A Handful of Dust by Evelyn Waugh
published 1934 chapter 2
Shafts of November sunshine streamed down from lancet and oriel, tinctured in green and gold, gules and azure by the emblazoned coats, broken by the leaded devices into countless points and patches of coloured light. Brenda descended the great staircase step by step through alternations of dusk and rainbow. Both hands were occupied, holding to her breast a bag, a small hat, a half-finished panel of petit-point embroidery and a vast, disordered sheaf of Sunday newspapers, above which only her eyes and forehead appeared as though over a yashmak.
Beaver emerged from the shadows below and stood at the foot of the stairs looking up at her. ‘I say, can’t I carry something?’
‘No thanks, I’ve got everything safe.

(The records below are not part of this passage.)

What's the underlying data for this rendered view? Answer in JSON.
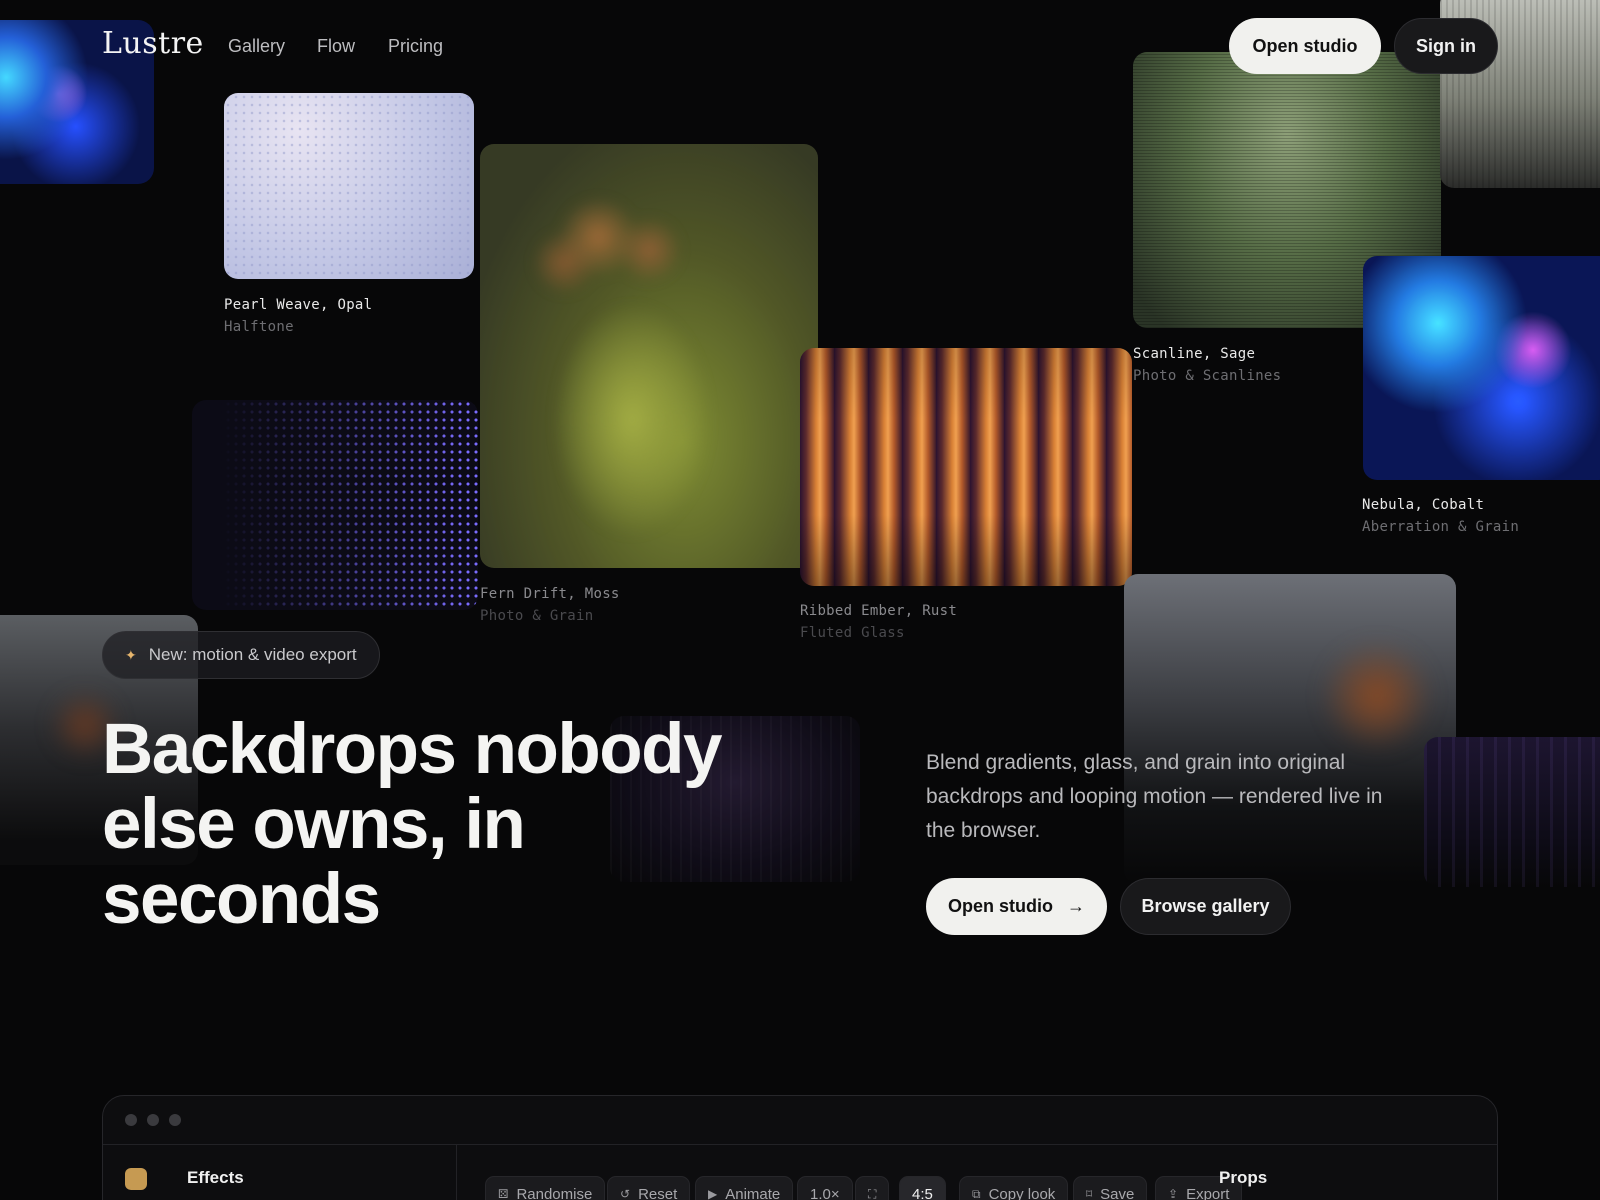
{
  "brand": {
    "logo": "Lustre"
  },
  "nav": {
    "links": [
      "Gallery",
      "Flow",
      "Pricing"
    ],
    "open_studio": "Open studio",
    "sign_in": "Sign in"
  },
  "gallery": [
    {
      "title": "Pearl Weave, Opal",
      "subtitle": "Halftone"
    },
    {
      "title": "Fern Drift, Moss",
      "subtitle": "Photo & Grain"
    },
    {
      "title": "Ribbed Ember, Rust",
      "subtitle": "Fluted Glass"
    },
    {
      "title": "Scanline, Sage",
      "subtitle": "Photo & Scanlines"
    },
    {
      "title": "Nebula, Cobalt",
      "subtitle": "Aberration & Grain"
    }
  ],
  "hero": {
    "badge_icon": "sparkle-icon",
    "badge": "New: motion & video export",
    "headline": "Backdrops nobody else owns, in seconds",
    "lede": "Blend gradients, glass, and grain into original backdrops and looping motion — rendered live in the browser.",
    "cta_primary": "Open studio",
    "cta_primary_icon": "arrow-right-icon",
    "cta_secondary": "Browse gallery"
  },
  "app": {
    "effects_label": "Effects",
    "props_label": "Props",
    "toolbar": {
      "randomise": "Randomise",
      "reset": "Reset",
      "animate": "Animate",
      "speed": "1.0×",
      "ratio": "4:5",
      "copy_look": "Copy look",
      "save": "Save",
      "export": "Export"
    }
  },
  "colors": {
    "background": "#070708",
    "accent_swatch": "#c69a52",
    "button_light": "#f1f1ee"
  }
}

How did you sleep?’
‘I bet you didn’t.’
‘Well, I’m not a very good sleeper.’
‘Next time you come you shall have a different room.’

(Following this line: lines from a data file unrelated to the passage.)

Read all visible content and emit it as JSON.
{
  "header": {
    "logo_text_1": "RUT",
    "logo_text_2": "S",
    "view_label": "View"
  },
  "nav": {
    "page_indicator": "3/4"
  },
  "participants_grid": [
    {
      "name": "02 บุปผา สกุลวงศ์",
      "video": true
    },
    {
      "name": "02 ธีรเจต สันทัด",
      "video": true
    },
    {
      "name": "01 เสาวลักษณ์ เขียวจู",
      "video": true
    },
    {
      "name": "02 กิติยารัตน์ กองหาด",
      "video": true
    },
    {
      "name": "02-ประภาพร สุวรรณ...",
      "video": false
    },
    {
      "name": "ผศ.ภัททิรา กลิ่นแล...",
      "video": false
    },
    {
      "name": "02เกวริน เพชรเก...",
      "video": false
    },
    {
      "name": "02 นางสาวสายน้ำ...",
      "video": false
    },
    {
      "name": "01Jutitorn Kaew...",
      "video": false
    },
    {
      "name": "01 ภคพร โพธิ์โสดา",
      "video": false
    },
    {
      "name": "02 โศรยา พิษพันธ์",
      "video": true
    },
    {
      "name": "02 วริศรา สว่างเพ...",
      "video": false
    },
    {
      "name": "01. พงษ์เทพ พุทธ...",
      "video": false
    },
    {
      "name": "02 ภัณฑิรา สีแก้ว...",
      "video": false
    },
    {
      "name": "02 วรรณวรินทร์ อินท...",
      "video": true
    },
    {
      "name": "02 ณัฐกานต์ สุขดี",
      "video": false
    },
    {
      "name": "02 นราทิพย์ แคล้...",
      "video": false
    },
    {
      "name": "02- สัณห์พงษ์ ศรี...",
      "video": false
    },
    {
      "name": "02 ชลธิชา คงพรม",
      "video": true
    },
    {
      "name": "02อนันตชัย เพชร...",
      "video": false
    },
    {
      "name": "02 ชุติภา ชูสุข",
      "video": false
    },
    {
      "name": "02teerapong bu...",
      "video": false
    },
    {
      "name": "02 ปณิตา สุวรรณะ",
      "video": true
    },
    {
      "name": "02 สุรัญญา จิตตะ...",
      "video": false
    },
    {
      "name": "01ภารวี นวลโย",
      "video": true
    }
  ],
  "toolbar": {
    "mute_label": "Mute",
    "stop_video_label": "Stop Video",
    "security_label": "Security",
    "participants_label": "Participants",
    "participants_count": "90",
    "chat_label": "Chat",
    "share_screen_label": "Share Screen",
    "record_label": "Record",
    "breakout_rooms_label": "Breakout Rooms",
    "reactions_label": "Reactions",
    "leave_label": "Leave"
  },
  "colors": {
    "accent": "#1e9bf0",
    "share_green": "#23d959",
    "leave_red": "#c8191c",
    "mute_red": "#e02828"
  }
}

observations: Should be read with yesterday’s entry.
This is pretty much the start of the attraction between Brenda and John – an affair that’s most shocking moment will be [SPOILER] when Brenda is told that ‘John’ is dead and is relieved when it turns out to be her only child and not her worthless lover (they, obviously, share the name). But you don’t think ‘what a monster she is’, you think ‘my oh my Waugh must have really hated his first wife to give her that moment’ – a wholly imagined one as the Waughs had no children. It’s a fine example of what Martin Amis splendidly describes as an author putting his thumb on the scales.

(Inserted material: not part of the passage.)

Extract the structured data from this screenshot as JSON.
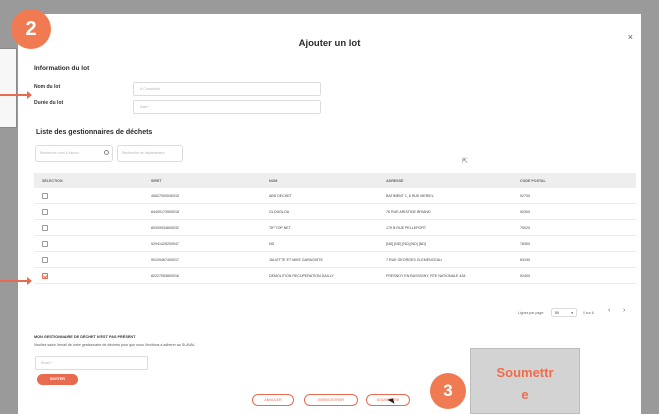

Tony, her husband, is at church during the scene above (yes really, the thumb pushes down farther) and has given 2/6 (modern equivalent: £4 or $6.50) to the collection and picked a camellia for Brenda – in the Dickens novel which sent us off re-reading this book, David Copperfield spends 2/6 on a camellia for his ladylove of the moment. (Only a striking coincidence to us, we do see.) Half a crown is also the sum that Tony tips a seedy commissionaire to make a phonecall for him later on.
Fortune-telling features in the book – including a version of reading people’s feet – and is always faked as there is no great future for these characters. Tony in particular suffers a dire fate: he is tedious during the first half of the book, although the story to this point is highly entertaining. The second half is, honestly, close to unreadable as he crashes around in South America before reaching his grim ending. Dull as ditchwater. Poor man.
With thanks to Wendy for the suggestion.
Links up with: More Waugh everywhere – click on label below.
The picture is Marcel Duchamp’s Nude Descending a Staircase from the Philadelphia Museum of Art. True, Brenda isn’t nude, but this lovely description of her, and the light surrounding her, was hard to find in a realistic form, while this picture did seem to give an idea of the light. 'Lancet' and 'oriel' are types of window.